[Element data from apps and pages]
========================================

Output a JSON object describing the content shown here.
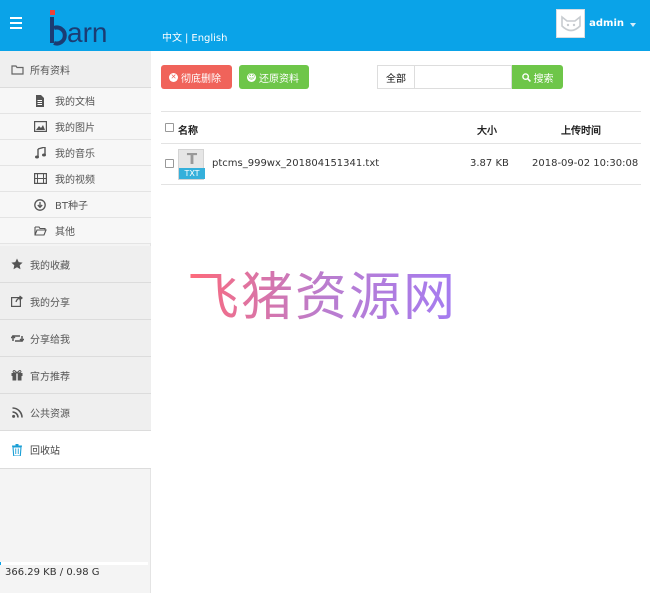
{
  "header": {
    "logo_text": "iBarn",
    "lang": {
      "zh": "中文",
      "separator": "|",
      "en": "English"
    },
    "user": {
      "name": "admin"
    },
    "colors": {
      "brand": "#0aa3e8"
    }
  },
  "sidebar": {
    "all_files": {
      "label": "所有资料",
      "icon": "folder-icon"
    },
    "categories": [
      {
        "label": "我的文档",
        "icon": "document-icon"
      },
      {
        "label": "我的图片",
        "icon": "image-icon"
      },
      {
        "label": "我的音乐",
        "icon": "music-icon"
      },
      {
        "label": "我的视频",
        "icon": "film-icon"
      },
      {
        "label": "BT种子",
        "icon": "download-icon"
      },
      {
        "label": "其他",
        "icon": "folder-open-icon"
      }
    ],
    "sections": [
      {
        "label": "我的收藏",
        "icon": "star-icon"
      },
      {
        "label": "我的分享",
        "icon": "share-icon"
      },
      {
        "label": "分享给我",
        "icon": "retweet-icon"
      },
      {
        "label": "官方推荐",
        "icon": "gift-icon"
      },
      {
        "label": "公共资源",
        "icon": "rss-icon"
      },
      {
        "label": "回收站",
        "icon": "trash-icon",
        "active": true
      }
    ],
    "quota": {
      "text": "366.29 KB / 0.98 G",
      "used_fraction": 0.0004
    }
  },
  "toolbar": {
    "delete_label": "彻底删除",
    "restore_label": "还原资料",
    "search_scope": "全部",
    "search_placeholder": "",
    "search_label": "搜索",
    "colors": {
      "delete": "#f0635a",
      "restore": "#6ec649"
    }
  },
  "list": {
    "headers": {
      "name": "名称",
      "size": "大小",
      "time": "上传时间"
    },
    "rows": [
      {
        "file_type": "TXT",
        "icon_letter": "T",
        "name": "ptcms_999wx_201804151341.txt",
        "size": "3.87 KB",
        "time": "2018-09-02 10:30:08"
      }
    ]
  },
  "watermark": "飞猪资源网"
}
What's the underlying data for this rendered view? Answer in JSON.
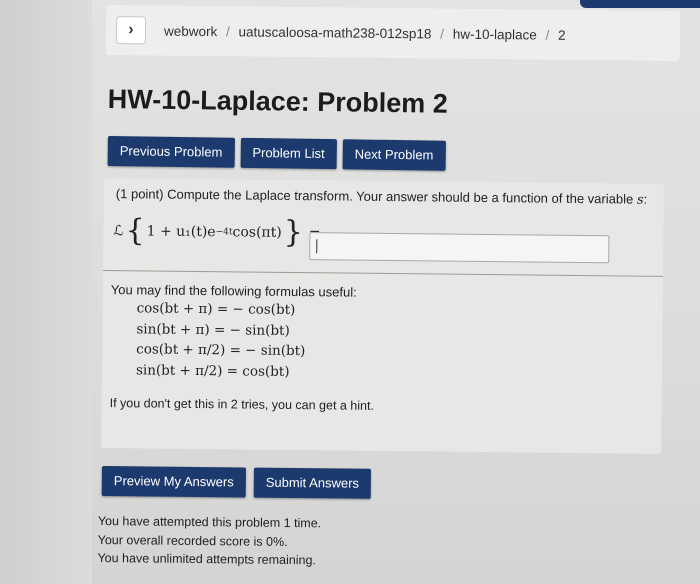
{
  "breadcrumb": {
    "back_icon": "chevron-right-icon",
    "back_glyph": "›",
    "parts": [
      "webwork",
      "uatuscaloosa-math238-012sp18",
      "hw-10-laplace",
      "2"
    ],
    "separator": "/"
  },
  "page_title": "HW-10-Laplace: Problem 2",
  "nav": {
    "previous": "Previous Problem",
    "list": "Problem List",
    "next": "Next Problem"
  },
  "problem": {
    "prompt_start": "(1 point) Compute the Laplace transform. Your answer should be a function of the variable",
    "prompt_variable": "s",
    "prompt_end": ":",
    "equation": {
      "operator": "ℒ",
      "left_brace": "{",
      "expression": "1 + u₁(t)e",
      "exponent": "−4t",
      "trig": " cos(πt)",
      "right_brace": "}",
      "equals": "="
    },
    "answer_value": "",
    "useful_intro": "You may find the following formulas useful:",
    "formulas": [
      "cos(bt + π) = − cos(bt)",
      "sin(bt + π) = − sin(bt)",
      "cos(bt + π/2) = − sin(bt)",
      "sin(bt + π/2) = cos(bt)"
    ],
    "hint_text": "If you don't get this in 2 tries, you can get a hint."
  },
  "actions": {
    "preview": "Preview My Answers",
    "submit": "Submit Answers"
  },
  "status": [
    "You have attempted this problem 1 time.",
    "Your overall recorded score is 0%.",
    "You have unlimited attempts remaining."
  ],
  "colors": {
    "button_bg": "#1d3a6e",
    "button_text": "#ffffff",
    "panel_bg": "#e7e7e5"
  }
}
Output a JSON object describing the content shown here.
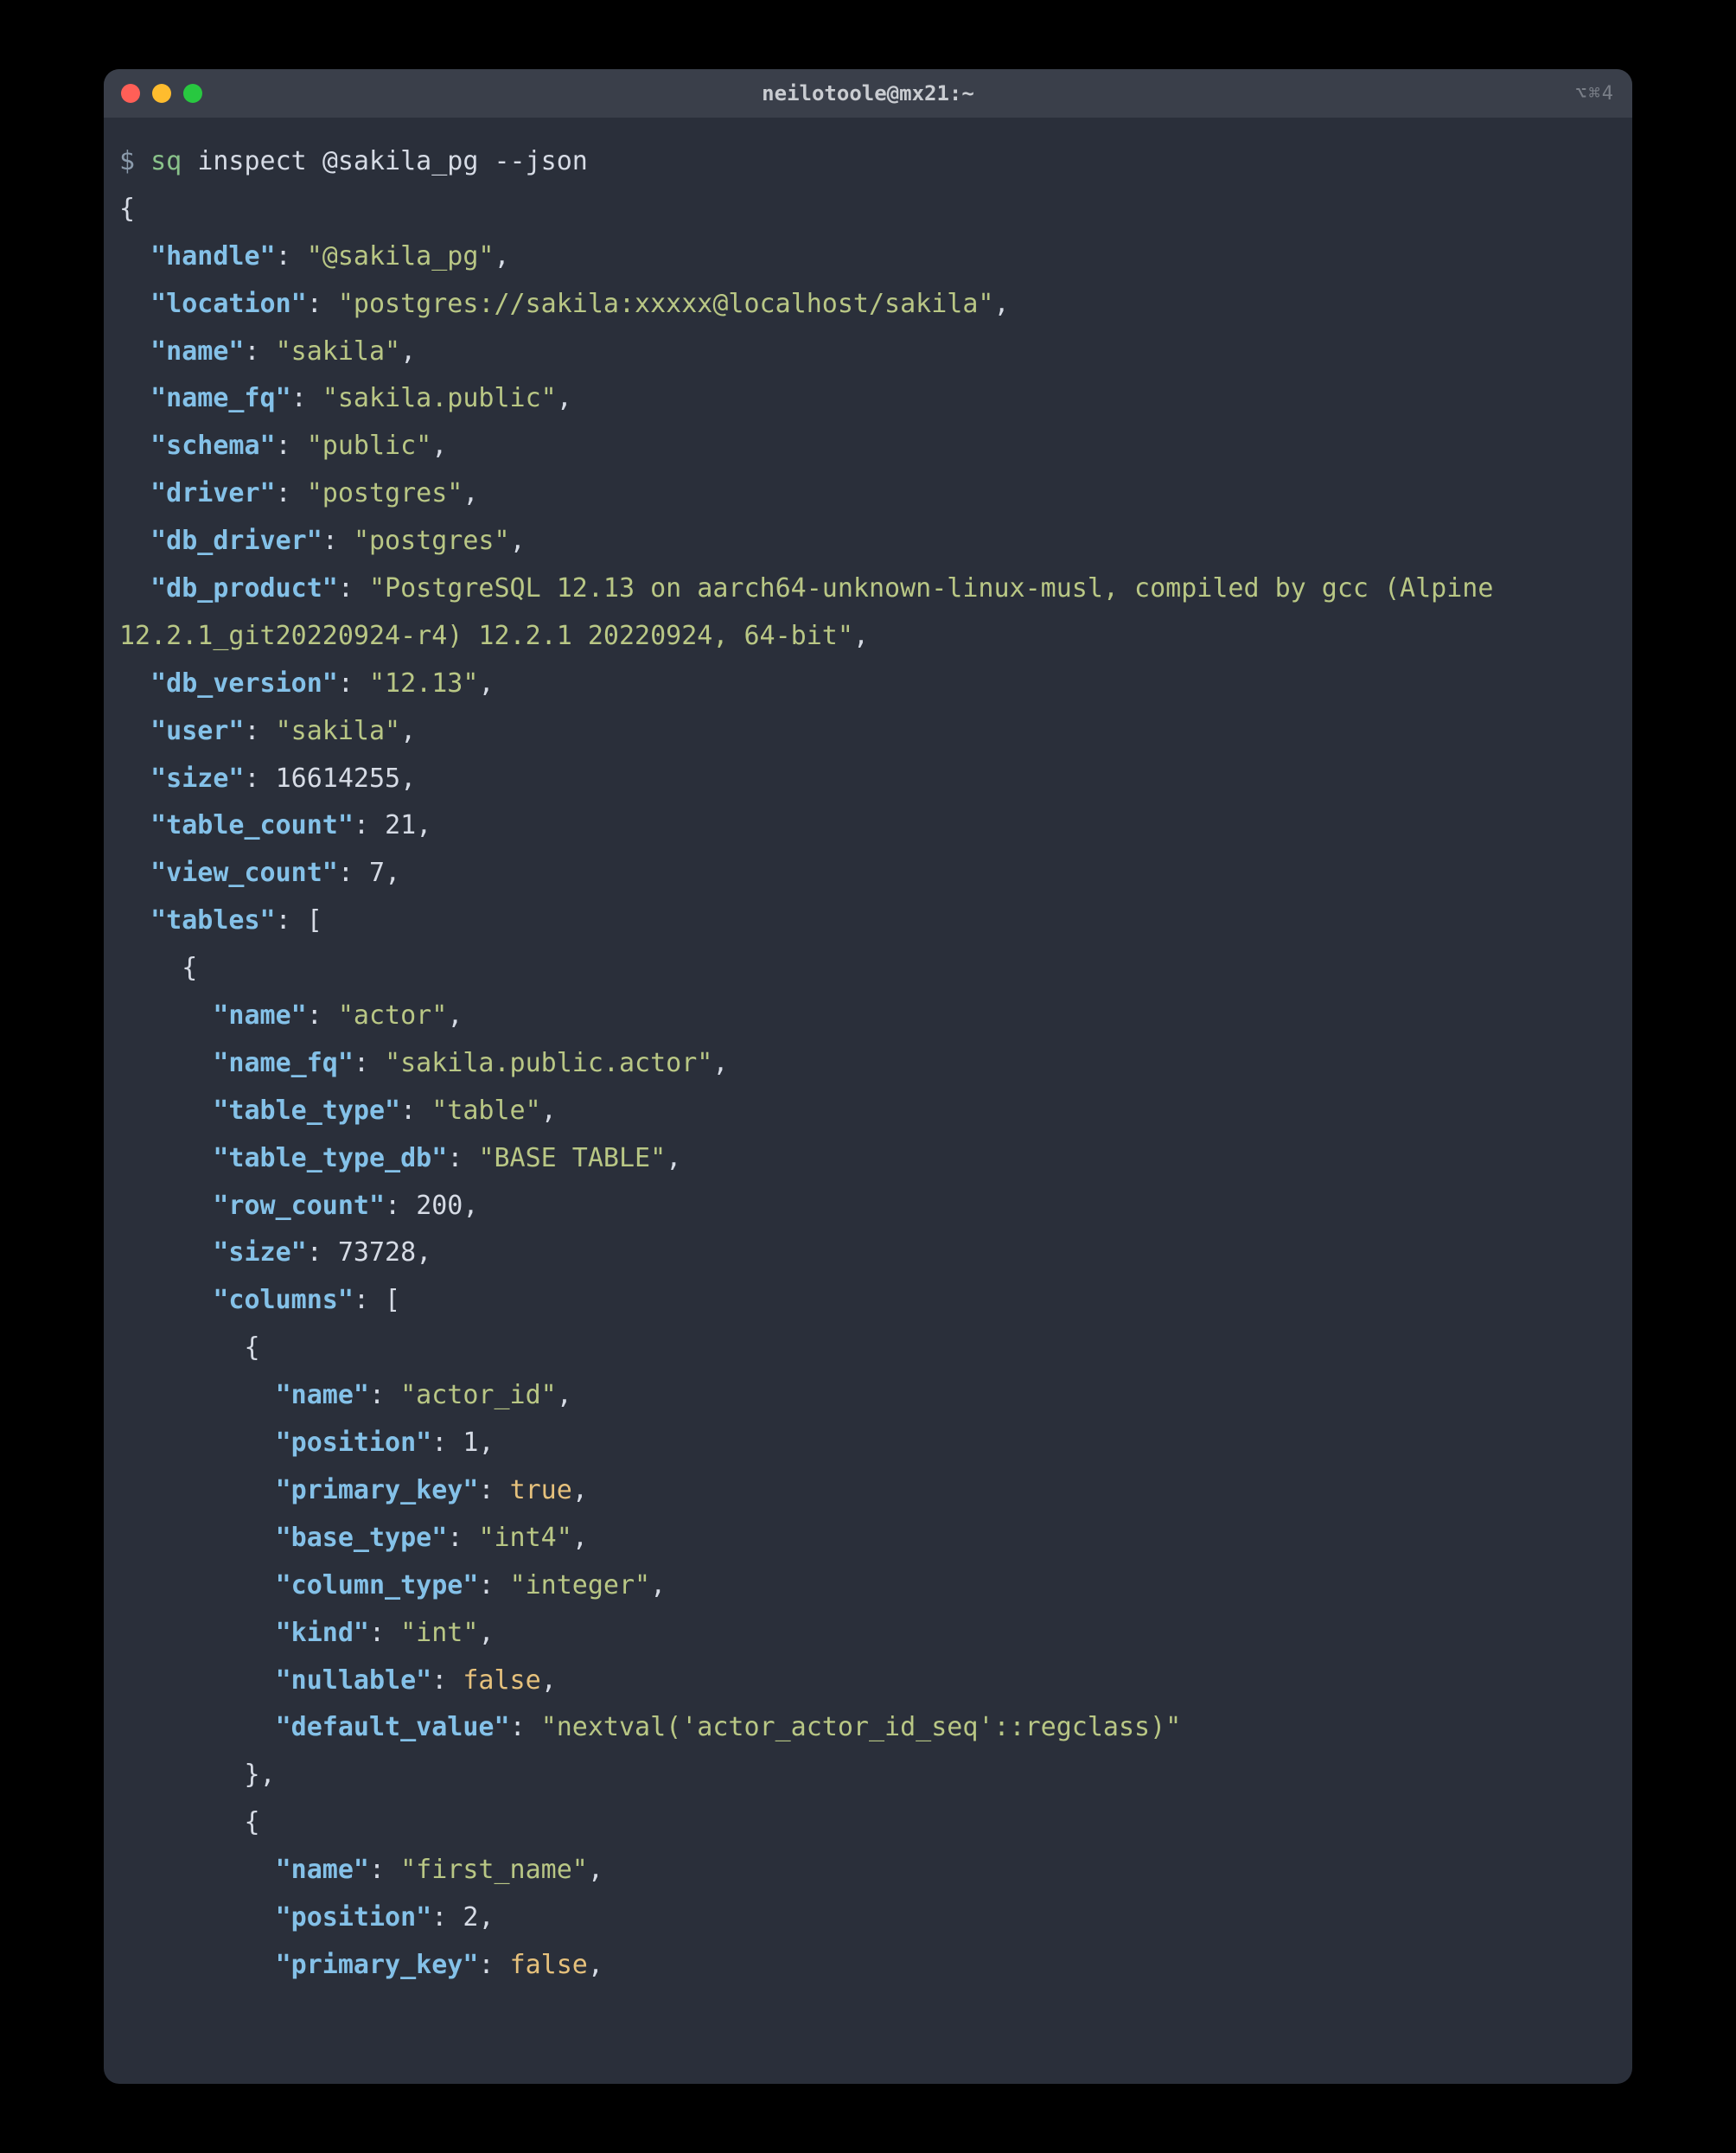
{
  "window": {
    "title": "neilotoole@mx21:~",
    "shortcut": "⌥⌘4"
  },
  "prompt": "$",
  "command": {
    "bin": "sq",
    "sub": "inspect",
    "target": "@sakila_pg",
    "flag": "--json"
  },
  "json": {
    "handle_key": "\"handle\"",
    "handle_val": "\"@sakila_pg\"",
    "location_key": "\"location\"",
    "location_val": "\"postgres://sakila:xxxxx@localhost/sakila\"",
    "name_key": "\"name\"",
    "name_val": "\"sakila\"",
    "name_fq_key": "\"name_fq\"",
    "name_fq_val": "\"sakila.public\"",
    "schema_key": "\"schema\"",
    "schema_val": "\"public\"",
    "driver_key": "\"driver\"",
    "driver_val": "\"postgres\"",
    "db_driver_key": "\"db_driver\"",
    "db_driver_val": "\"postgres\"",
    "db_product_key": "\"db_product\"",
    "db_product_val": "\"PostgreSQL 12.13 on aarch64-unknown-linux-musl, compiled by gcc (Alpine 12.2.1_git20220924-r4) 12.2.1 20220924, 64-bit\"",
    "db_version_key": "\"db_version\"",
    "db_version_val": "\"12.13\"",
    "user_key": "\"user\"",
    "user_val": "\"sakila\"",
    "size_key": "\"size\"",
    "size_val": "16614255",
    "table_count_key": "\"table_count\"",
    "table_count_val": "21",
    "view_count_key": "\"view_count\"",
    "view_count_val": "7",
    "tables_key": "\"tables\"",
    "t0": {
      "name_key": "\"name\"",
      "name_val": "\"actor\"",
      "name_fq_key": "\"name_fq\"",
      "name_fq_val": "\"sakila.public.actor\"",
      "table_type_key": "\"table_type\"",
      "table_type_val": "\"table\"",
      "table_type_db_key": "\"table_type_db\"",
      "table_type_db_val": "\"BASE TABLE\"",
      "row_count_key": "\"row_count\"",
      "row_count_val": "200",
      "size_key": "\"size\"",
      "size_val": "73728",
      "columns_key": "\"columns\"",
      "c0": {
        "name_key": "\"name\"",
        "name_val": "\"actor_id\"",
        "position_key": "\"position\"",
        "position_val": "1",
        "primary_key_key": "\"primary_key\"",
        "primary_key_val": "true",
        "base_type_key": "\"base_type\"",
        "base_type_val": "\"int4\"",
        "column_type_key": "\"column_type\"",
        "column_type_val": "\"integer\"",
        "kind_key": "\"kind\"",
        "kind_val": "\"int\"",
        "nullable_key": "\"nullable\"",
        "nullable_val": "false",
        "default_value_key": "\"default_value\"",
        "default_value_val": "\"nextval('actor_actor_id_seq'::regclass)\""
      },
      "c1": {
        "name_key": "\"name\"",
        "name_val": "\"first_name\"",
        "position_key": "\"position\"",
        "position_val": "2",
        "primary_key_key": "\"primary_key\"",
        "primary_key_val": "false"
      }
    }
  }
}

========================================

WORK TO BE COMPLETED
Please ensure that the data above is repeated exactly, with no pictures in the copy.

ANSWER
Output a JSON object describing the content shown here.
{
  "header": {
    "logo_text": "iBarn",
    "lang": {
      "zh": "中文",
      "separator": "|",
      "en": "English"
    },
    "user": {
      "name": "admin"
    },
    "colors": {
      "brand": "#0aa3e8"
    }
  },
  "sidebar": {
    "all_files": {
      "label": "所有资料",
      "icon": "folder-icon"
    },
    "categories": [
      {
        "label": "我的文档",
        "icon": "document-icon"
      },
      {
        "label": "我的图片",
        "icon": "image-icon"
      },
      {
        "label": "我的音乐",
        "icon": "music-icon"
      },
      {
        "label": "我的视频",
        "icon": "film-icon"
      },
      {
        "label": "BT种子",
        "icon": "download-icon"
      },
      {
        "label": "其他",
        "icon": "folder-open-icon"
      }
    ],
    "sections": [
      {
        "label": "我的收藏",
        "icon": "star-icon"
      },
      {
        "label": "我的分享",
        "icon": "share-icon"
      },
      {
        "label": "分享给我",
        "icon": "retweet-icon"
      },
      {
        "label": "官方推荐",
        "icon": "gift-icon"
      },
      {
        "label": "公共资源",
        "icon": "rss-icon"
      },
      {
        "label": "回收站",
        "icon": "trash-icon",
        "active": true
      }
    ],
    "quota": {
      "text": "366.29 KB / 0.98 G",
      "used_fraction": 0.0004
    }
  },
  "toolbar": {
    "delete_label": "彻底删除",
    "restore_label": "还原资料",
    "search_scope": "全部",
    "search_placeholder": "",
    "search_label": "搜索",
    "colors": {
      "delete": "#f0635a",
      "restore": "#6ec649"
    }
  },
  "list": {
    "headers": {
      "name": "名称",
      "size": "大小",
      "time": "上传时间"
    },
    "rows": [
      {
        "file_type": "TXT",
        "icon_letter": "T",
        "name": "ptcms_999wx_201804151341.txt",
        "size": "3.87 KB",
        "time": "2018-09-02 10:30:08"
      }
    ]
  },
  "watermark": "飞猪资源网"
}
What's the underlying data for this rendered view? Answer in JSON.
{
  "breadcrumb": {
    "back_icon": "chevron-right-icon",
    "back_glyph": "›",
    "parts": [
      "webwork",
      "uatuscaloosa-math238-012sp18",
      "hw-10-laplace",
      "2"
    ],
    "separator": "/"
  },
  "page_title": "HW-10-Laplace: Problem 2",
  "nav": {
    "previous": "Previous Problem",
    "list": "Problem List",
    "next": "Next Problem"
  },
  "problem": {
    "prompt_start": "(1 point) Compute the Laplace transform. Your answer should be a function of the variable",
    "prompt_variable": "s",
    "prompt_end": ":",
    "equation": {
      "operator": "ℒ",
      "left_brace": "{",
      "expression": "1 + u₁(t)e",
      "exponent": "−4t",
      "trig": " cos(πt)",
      "right_brace": "}",
      "equals": "="
    },
    "answer_value": "",
    "useful_intro": "You may find the following formulas useful:",
    "formulas": [
      "cos(bt + π) = − cos(bt)",
      "sin(bt + π) = − sin(bt)",
      "cos(bt + π/2) = − sin(bt)",
      "sin(bt + π/2) = cos(bt)"
    ],
    "hint_text": "If you don't get this in 2 tries, you can get a hint."
  },
  "actions": {
    "preview": "Preview My Answers",
    "submit": "Submit Answers"
  },
  "status": [
    "You have attempted this problem 1 time.",
    "Your overall recorded score is 0%.",
    "You have unlimited attempts remaining."
  ],
  "colors": {
    "button_bg": "#1d3a6e",
    "button_text": "#ffffff",
    "panel_bg": "#e7e7e5"
  }
}
Output a JSON object describing the content shown here.
{
  "window": {
    "title": "neilotoole@mx21:~",
    "shortcut": "⌥⌘4"
  },
  "prompt": "$",
  "command": {
    "bin": "sq",
    "sub": "inspect",
    "target": "@sakila_pg",
    "flag": "--json"
  },
  "json": {
    "handle_key": "\"handle\"",
    "handle_val": "\"@sakila_pg\"",
    "location_key": "\"location\"",
    "location_val": "\"postgres://sakila:xxxxx@localhost/sakila\"",
    "name_key": "\"name\"",
    "name_val": "\"sakila\"",
    "name_fq_key": "\"name_fq\"",
    "name_fq_val": "\"sakila.public\"",
    "schema_key": "\"schema\"",
    "schema_val": "\"public\"",
    "driver_key": "\"driver\"",
    "driver_val": "\"postgres\"",
    "db_driver_key": "\"db_driver\"",
    "db_driver_val": "\"postgres\"",
    "db_product_key": "\"db_product\"",
    "db_product_val": "\"PostgreSQL 12.13 on aarch64-unknown-linux-musl, compiled by gcc (Alpine 12.2.1_git20220924-r4) 12.2.1 20220924, 64-bit\"",
    "db_version_key": "\"db_version\"",
    "db_version_val": "\"12.13\"",
    "user_key": "\"user\"",
    "user_val": "\"sakila\"",
    "size_key": "\"size\"",
    "size_val": "16614255",
    "table_count_key": "\"table_count\"",
    "table_count_val": "21",
    "view_count_key": "\"view_count\"",
    "view_count_val": "7",
    "tables_key": "\"tables\"",
    "t0": {
      "name_key": "\"name\"",
      "name_val": "\"actor\"",
      "name_fq_key": "\"name_fq\"",
      "name_fq_val": "\"sakila.public.actor\"",
      "table_type_key": "\"table_type\"",
      "table_type_val": "\"table\"",
      "table_type_db_key": "\"table_type_db\"",
      "table_type_db_val": "\"BASE TABLE\"",
      "row_count_key": "\"row_count\"",
      "row_count_val": "200",
      "size_key": "\"size\"",
      "size_val": "73728",
      "columns_key": "\"columns\"",
      "c0": {
        "name_key": "\"name\"",
        "name_val": "\"actor_id\"",
        "position_key": "\"position\"",
        "position_val": "1",
        "primary_key_key": "\"primary_key\"",
        "primary_key_val": "true",
        "base_type_key": "\"base_type\"",
        "base_type_val": "\"int4\"",
        "column_type_key": "\"column_type\"",
        "column_type_val": "\"integer\"",
        "kind_key": "\"kind\"",
        "kind_val": "\"int\"",
        "nullable_key": "\"nullable\"",
        "nullable_val": "false",
        "default_value_key": "\"default_value\"",
        "default_value_val": "\"nextval('actor_actor_id_seq'::regclass)\""
      },
      "c1": {
        "name_key": "\"name\"",
        "name_val": "\"first_name\"",
        "position_key": "\"position\"",
        "position_val": "2",
        "primary_key_key": "\"primary_key\"",
        "primary_key_val": "false"
      }
    }
  }
}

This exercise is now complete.